An introduction to QUnit

One of the areas that I never really dug into is unit testing JavaScript code. I have a background as a backend developer and for me, NUnit has been sufficient for years. During the last couple of years, I started implementing a few websites and also switched my working place from Trifork to eBay so I could expand my web knowledge. The switch opened up an entire new world for me, the world of JavaScript. I had previously written some JavaScript before starting at eBay, but I never really had the time to sit down and fully understand the language. Therefore, I never really used the full potential of JavaScript, but I still wrote a lot of the application on the server (in c#). That’s why I decided to look at unit-testing JavaScript.

Some developers argue that JavaScript shouldn’t be unit-tested because it is part of the UI. These people typically use something like Selenium to test the client, but in my experience, Selenium tests are like integration-tests: hard to write and maintain. C’mon guys, this is one of the reasons why we write unit-tests of the server, to be able to test single units and ease the debugging process when bugs are introduced.

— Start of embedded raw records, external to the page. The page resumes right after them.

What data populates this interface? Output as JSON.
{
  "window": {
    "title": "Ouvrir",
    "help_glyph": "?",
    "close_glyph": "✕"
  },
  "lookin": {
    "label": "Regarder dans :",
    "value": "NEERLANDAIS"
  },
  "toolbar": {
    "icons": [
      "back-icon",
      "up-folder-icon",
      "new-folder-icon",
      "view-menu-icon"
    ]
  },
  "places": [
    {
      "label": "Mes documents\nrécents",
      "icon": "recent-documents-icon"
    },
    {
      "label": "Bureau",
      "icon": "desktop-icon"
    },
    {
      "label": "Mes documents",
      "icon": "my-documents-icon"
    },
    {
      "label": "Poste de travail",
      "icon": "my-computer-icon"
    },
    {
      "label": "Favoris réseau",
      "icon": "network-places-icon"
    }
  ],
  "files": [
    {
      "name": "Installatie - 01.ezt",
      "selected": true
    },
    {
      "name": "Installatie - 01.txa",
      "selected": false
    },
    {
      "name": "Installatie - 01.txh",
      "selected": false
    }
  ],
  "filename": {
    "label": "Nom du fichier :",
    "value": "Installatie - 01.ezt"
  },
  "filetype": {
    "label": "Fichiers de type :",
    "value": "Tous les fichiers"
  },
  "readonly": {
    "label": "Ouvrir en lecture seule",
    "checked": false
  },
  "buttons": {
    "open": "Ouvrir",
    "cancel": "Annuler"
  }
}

Unit-testing the UI becomes essential in today’s thick HTML5 applications.

For my JavaScript unit test experiment, I needed a framework and while there are a lot to choose from, I wanted to try out QUnit. QUnit is from the guys who brought you jQuery and is actually used to test jQuery itself. I simply can’t say it enough, but I LOVE jQuery. For this one reason I decided to try and see if I would love QUnit as well.

QUnit turned out to be pretty straight forward. Let’s look at a simple test. Save the following JavaScript to a file called tests.js (or a name of your choice):

test("Can Add Two Strings", function () {
  // Arrange
  var str1 = "Hello";
  var str2 = "World";

  // Act
  var result = str1 + " " + str2;

  // Assert
  equal(result, "Hello World");
});

Admittedly, this is probably not the best test, but it illustrates the basic features of QUnit. Every test is specified by calling a test-method from QUnit with a name of the test and a callback containing the actual test. Like NUnit, the asserts are specified by calling methods. equal matches the Assert.AreEqual method in NUnit and there are similar methods like ok for IsTrue and so on. I really like the simple yet strong-type way of writing the test method. No method name prefixes. No attributes. Also, the QUnit guys choose the correct order of the parameters for the equal method. In NUnit, the expected value goes first, which always confused me.

Unit tests exist to be run. So, what do we do to execute the test above? QUnit supplies us with a style sheet and some JavaScript files, which makes the execution pretty straightforward. An even better solution is to use the QUnit-runner in ReSharper (ReSharper 6.x only, sorry Stone Age dudes). In order for ReSharper to know that the tests.js file contains test-methods, you need to add a script reference on the top of the js-file:

/// <reference path="CodeUnderTest.js"/>

The CodeUnderTest.js-filename tells ReSharper that the file contains unit-tests. The file-path is there for information only and should not exist on the file system. In order to get IntelliSense while writing your tests, it’s a good idea to add a reference to the qunit.js-file as well. This reference is not mandatory though, because ReSharper comes bundled with its own version of QUnit. Well now for the good part: Look Ma, my QUnit test is runnable through ReSharper:

Working with QUnit has been like a dream come true. I wouldn’t have guessed that testing JavaScript could be that easy. There’s no excuse not to start implementing unit-tests of JavaScript!